Items from an interface collection
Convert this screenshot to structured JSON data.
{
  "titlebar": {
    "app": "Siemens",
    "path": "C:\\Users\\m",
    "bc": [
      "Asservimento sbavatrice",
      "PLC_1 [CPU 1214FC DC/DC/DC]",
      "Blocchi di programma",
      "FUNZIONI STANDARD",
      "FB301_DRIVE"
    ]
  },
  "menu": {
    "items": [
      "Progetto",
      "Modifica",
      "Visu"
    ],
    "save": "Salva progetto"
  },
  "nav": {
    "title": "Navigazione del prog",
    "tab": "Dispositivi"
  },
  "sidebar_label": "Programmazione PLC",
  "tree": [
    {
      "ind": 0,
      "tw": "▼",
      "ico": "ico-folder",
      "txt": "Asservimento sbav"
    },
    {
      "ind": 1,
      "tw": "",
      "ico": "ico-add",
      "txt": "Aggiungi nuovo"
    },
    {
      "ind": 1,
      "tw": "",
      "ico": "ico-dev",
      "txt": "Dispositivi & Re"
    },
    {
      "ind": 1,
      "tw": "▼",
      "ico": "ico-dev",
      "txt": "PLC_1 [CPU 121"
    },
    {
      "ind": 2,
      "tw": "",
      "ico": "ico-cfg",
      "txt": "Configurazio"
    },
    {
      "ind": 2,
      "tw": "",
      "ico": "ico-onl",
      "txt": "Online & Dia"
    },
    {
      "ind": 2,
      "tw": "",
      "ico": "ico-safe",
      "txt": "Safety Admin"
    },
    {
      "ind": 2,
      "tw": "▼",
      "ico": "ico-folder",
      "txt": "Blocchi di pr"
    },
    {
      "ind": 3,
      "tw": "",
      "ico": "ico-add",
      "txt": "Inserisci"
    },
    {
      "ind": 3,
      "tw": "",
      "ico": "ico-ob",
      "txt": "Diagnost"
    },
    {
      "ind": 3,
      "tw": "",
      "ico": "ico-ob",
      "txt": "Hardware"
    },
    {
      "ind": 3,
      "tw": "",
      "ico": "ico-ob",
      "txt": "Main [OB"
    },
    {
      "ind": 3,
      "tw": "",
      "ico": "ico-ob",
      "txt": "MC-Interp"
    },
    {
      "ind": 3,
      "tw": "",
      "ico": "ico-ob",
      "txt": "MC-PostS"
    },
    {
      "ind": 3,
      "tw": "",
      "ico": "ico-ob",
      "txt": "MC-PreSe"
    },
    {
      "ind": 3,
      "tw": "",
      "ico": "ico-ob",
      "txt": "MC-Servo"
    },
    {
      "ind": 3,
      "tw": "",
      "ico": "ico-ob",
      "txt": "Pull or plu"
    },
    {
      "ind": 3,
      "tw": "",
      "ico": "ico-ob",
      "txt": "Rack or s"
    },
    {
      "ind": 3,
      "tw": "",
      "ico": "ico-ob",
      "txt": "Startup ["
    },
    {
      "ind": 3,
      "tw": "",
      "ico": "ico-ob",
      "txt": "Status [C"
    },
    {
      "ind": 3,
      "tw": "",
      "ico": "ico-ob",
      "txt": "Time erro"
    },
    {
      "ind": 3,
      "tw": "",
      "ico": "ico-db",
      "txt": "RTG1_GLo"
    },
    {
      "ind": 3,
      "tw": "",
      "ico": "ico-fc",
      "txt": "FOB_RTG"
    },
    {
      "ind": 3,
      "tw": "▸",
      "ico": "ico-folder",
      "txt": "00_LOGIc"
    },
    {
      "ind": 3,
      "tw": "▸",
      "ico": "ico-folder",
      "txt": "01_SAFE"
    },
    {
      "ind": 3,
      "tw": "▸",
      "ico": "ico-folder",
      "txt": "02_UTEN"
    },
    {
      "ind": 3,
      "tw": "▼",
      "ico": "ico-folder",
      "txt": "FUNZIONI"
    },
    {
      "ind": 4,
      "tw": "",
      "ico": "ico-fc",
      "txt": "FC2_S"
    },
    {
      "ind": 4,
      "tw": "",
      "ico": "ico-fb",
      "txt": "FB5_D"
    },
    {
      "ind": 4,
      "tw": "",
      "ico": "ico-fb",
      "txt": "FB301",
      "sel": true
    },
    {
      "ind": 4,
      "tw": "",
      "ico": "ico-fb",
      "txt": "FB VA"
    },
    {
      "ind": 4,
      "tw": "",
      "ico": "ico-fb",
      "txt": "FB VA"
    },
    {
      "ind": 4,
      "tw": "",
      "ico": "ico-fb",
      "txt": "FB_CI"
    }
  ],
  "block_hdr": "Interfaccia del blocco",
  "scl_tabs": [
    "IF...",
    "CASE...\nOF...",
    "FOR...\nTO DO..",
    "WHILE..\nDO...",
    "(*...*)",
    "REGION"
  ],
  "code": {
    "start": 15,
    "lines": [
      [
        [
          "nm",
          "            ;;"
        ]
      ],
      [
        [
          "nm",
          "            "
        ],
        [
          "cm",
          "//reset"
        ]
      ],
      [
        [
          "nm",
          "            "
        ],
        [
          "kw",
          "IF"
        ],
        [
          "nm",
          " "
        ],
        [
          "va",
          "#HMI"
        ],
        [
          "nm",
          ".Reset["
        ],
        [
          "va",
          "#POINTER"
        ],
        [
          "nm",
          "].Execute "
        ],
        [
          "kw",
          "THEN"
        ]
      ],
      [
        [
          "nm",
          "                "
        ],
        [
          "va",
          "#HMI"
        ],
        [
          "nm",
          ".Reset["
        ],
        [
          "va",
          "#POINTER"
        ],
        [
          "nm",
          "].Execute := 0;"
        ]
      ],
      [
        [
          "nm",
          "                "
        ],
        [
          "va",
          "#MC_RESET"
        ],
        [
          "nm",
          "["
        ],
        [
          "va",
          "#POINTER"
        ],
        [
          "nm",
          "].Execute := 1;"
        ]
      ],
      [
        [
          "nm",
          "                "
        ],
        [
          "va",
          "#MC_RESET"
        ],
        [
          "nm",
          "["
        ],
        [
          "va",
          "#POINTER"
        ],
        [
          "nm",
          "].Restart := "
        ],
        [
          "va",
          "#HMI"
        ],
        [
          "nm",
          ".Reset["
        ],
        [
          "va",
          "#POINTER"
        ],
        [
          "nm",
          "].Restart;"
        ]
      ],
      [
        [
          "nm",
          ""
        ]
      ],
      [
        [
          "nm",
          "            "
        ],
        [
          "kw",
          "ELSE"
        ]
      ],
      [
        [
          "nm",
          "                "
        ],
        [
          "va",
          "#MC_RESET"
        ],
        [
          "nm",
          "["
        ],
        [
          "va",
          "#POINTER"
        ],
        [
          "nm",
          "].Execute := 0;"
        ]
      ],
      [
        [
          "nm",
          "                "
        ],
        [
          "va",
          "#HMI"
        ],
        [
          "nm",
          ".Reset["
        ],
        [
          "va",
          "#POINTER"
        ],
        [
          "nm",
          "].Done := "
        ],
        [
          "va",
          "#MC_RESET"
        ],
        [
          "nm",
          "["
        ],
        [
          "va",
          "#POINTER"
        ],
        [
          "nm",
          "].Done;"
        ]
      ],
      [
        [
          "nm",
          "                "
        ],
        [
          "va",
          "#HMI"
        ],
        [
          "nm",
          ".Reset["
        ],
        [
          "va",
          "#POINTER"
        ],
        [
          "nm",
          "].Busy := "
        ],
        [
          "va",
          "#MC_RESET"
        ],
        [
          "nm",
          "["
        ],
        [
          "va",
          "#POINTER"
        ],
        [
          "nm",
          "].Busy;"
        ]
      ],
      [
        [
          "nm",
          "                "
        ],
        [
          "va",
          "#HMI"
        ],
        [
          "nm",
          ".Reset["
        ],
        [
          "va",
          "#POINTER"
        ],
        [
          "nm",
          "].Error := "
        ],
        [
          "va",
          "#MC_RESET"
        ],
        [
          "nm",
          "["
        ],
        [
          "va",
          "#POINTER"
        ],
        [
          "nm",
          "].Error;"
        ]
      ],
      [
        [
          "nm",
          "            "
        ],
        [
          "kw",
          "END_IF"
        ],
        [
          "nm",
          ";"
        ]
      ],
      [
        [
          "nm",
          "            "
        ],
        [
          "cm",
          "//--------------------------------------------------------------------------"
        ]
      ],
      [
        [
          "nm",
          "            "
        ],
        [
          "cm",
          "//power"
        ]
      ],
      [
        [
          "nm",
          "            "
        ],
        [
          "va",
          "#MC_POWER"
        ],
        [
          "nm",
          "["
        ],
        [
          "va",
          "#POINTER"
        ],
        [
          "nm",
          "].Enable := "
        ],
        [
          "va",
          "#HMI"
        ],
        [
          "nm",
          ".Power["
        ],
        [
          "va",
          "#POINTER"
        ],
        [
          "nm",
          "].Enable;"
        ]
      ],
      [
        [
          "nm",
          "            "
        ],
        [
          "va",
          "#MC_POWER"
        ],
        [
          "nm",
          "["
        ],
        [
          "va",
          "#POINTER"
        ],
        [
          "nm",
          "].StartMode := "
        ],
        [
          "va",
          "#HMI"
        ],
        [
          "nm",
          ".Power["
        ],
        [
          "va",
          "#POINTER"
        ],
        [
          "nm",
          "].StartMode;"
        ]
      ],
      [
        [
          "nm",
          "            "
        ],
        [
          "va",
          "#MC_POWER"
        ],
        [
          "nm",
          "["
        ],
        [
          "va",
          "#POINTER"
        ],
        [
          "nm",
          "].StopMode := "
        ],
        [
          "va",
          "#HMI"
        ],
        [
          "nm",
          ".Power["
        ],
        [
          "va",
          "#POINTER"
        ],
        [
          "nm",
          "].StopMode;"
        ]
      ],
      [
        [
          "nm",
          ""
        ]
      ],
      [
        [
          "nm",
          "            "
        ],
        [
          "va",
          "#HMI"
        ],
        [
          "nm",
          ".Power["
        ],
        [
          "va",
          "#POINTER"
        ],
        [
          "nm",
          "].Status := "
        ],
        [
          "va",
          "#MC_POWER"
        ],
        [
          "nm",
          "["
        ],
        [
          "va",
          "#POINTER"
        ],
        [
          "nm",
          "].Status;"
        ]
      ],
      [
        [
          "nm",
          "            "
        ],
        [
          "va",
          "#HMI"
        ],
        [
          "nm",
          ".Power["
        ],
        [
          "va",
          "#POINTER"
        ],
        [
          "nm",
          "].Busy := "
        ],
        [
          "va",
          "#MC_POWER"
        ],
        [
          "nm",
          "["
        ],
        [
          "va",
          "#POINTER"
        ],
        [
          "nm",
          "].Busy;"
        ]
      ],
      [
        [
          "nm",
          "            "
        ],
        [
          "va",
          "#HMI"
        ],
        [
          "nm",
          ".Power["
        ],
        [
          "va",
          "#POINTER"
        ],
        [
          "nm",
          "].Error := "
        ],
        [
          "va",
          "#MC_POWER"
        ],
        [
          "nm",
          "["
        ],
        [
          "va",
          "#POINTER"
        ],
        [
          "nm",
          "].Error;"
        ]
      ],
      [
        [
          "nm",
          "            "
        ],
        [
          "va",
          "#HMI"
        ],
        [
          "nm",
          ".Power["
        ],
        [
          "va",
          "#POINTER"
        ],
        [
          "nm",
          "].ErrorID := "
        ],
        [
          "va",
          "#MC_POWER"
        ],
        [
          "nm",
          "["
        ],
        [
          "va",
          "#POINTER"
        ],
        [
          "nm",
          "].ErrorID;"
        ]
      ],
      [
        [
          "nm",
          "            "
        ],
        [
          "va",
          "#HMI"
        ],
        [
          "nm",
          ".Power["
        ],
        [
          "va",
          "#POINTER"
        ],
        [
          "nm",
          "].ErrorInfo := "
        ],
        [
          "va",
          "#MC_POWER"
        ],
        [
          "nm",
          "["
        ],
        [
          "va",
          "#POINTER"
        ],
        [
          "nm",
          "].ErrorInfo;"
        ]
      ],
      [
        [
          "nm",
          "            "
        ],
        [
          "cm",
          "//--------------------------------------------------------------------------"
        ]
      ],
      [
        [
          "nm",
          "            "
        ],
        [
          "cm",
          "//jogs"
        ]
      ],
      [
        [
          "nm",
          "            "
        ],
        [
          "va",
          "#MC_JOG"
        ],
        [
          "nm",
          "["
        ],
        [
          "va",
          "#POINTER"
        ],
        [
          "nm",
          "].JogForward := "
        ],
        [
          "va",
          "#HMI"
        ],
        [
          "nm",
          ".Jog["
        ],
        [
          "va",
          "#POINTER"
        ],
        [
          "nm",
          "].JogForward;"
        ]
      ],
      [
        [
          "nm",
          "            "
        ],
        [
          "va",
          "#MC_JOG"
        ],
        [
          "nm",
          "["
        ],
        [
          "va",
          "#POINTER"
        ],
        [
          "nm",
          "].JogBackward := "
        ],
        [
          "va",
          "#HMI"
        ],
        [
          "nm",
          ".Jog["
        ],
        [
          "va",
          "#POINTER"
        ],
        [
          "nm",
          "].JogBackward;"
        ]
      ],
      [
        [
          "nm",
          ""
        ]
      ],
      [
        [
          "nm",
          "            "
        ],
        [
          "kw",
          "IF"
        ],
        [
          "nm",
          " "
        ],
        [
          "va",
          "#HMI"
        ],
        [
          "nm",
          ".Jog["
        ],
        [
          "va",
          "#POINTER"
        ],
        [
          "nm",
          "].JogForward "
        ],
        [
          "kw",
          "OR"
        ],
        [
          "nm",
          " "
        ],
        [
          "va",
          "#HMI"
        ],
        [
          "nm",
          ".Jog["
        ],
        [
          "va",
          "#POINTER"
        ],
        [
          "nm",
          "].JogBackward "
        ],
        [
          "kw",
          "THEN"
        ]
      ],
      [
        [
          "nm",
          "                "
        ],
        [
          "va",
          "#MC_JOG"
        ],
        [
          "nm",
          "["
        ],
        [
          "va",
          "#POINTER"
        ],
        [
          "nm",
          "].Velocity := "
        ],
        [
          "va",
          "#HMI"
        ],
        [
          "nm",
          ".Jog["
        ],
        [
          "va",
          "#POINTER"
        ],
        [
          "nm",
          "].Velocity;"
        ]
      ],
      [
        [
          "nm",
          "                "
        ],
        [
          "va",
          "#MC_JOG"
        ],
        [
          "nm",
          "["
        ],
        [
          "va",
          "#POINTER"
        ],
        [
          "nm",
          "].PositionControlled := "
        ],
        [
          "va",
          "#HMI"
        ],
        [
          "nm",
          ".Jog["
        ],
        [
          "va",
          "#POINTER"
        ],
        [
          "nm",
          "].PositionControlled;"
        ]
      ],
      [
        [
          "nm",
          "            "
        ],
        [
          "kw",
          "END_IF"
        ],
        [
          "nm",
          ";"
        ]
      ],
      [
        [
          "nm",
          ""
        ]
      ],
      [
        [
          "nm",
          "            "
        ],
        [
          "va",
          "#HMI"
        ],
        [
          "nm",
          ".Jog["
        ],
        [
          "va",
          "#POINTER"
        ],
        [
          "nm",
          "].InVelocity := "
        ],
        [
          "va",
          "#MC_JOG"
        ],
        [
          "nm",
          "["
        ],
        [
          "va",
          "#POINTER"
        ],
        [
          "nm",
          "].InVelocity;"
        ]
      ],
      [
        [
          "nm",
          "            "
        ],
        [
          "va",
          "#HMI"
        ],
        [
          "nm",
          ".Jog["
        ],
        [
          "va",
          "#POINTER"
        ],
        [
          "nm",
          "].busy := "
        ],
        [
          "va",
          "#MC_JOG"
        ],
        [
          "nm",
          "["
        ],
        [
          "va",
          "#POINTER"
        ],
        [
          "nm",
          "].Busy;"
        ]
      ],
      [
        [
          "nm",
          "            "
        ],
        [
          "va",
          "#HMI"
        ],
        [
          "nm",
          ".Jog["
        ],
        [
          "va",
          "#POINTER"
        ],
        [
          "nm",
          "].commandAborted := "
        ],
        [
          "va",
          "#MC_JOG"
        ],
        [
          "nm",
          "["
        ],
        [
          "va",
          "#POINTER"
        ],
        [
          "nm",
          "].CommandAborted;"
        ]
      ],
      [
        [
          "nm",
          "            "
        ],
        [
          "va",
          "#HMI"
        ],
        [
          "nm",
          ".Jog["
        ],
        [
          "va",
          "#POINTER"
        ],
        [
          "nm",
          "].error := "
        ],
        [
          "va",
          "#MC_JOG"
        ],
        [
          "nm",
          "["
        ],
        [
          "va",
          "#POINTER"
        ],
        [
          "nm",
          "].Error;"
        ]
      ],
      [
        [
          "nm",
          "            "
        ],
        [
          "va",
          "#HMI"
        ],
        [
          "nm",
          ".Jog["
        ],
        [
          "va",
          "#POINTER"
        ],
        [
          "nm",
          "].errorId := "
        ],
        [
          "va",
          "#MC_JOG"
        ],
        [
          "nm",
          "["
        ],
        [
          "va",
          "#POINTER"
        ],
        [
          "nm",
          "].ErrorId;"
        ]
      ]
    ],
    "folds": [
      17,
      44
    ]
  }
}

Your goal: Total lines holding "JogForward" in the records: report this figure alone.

Solved problem: 3